With the benefits quantified, concerns are also rising over the implications on water during the construction and ongoing maintenance of a floating park.

“Melbourne Water spends millions of dollar treating contaminated storm water, and green infrastructure should be designed to improve water quality not exacerbate pollution by adding nutrient loads,” warned Savvas.

He also believes that all green infrastructure in urban areas should integrate water supply for irrigation that includes on-site harvesting of storm water and recovery/re use of runoff.

“This should include a treatment system, whether passive by way of bio filtration or mechanical by way of filters,” he said. “No untreated run off should be allowed to enter the receiving waters unless the nutrients contaminant (N,P,K) are removed first.”

Hydraulics can also come into play, with Savvas emphasising the importance of ensuring “the development does not adversely affect flooding and tidal considerations – especially as the sea level rises.”

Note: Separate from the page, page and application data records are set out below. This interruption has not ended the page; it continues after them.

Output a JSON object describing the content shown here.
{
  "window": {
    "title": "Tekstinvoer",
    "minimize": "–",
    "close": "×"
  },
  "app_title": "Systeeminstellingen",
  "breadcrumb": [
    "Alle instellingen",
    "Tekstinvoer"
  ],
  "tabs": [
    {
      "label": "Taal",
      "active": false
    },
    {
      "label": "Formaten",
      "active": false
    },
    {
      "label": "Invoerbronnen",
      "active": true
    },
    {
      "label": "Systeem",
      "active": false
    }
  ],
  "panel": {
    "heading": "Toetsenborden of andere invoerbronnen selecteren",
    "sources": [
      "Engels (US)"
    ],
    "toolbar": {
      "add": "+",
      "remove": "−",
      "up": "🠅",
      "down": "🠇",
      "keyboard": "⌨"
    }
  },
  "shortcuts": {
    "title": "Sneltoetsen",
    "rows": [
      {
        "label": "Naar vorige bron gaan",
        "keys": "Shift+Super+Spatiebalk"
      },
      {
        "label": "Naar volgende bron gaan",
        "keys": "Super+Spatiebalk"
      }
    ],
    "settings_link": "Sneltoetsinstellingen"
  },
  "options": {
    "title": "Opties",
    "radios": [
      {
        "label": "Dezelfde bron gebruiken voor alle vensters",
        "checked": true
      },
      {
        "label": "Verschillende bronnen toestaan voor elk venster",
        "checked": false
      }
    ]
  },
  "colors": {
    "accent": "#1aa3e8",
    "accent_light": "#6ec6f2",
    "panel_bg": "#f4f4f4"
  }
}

As with other forms of urban greenery, plant selection is crucial and species need to be selected with conditions in mind.

“Plants should be able to withstand the wind effects, light availability, and water availability for the site,” he said. “The planting design shall anticipate these conditions, and the design of the substrates, irrigation system and support structures be configured with these tolerances in mind.”

Savvas said such projects could be viable in rivers or in Sydney Harbour, for instance, in cases where green space is scarce and space on the whole is limited.

“I think that with the pressures of urbanisation the increase in demand for green open space will need to be met by providing it in locations other than the traditional on-ground city block,” he noted.

“This includes providing it on newly created land such as floating parks, but also built into the fabric of the city in other ways such as elevated structures, bridges, walkways, as well as on and up buildings.”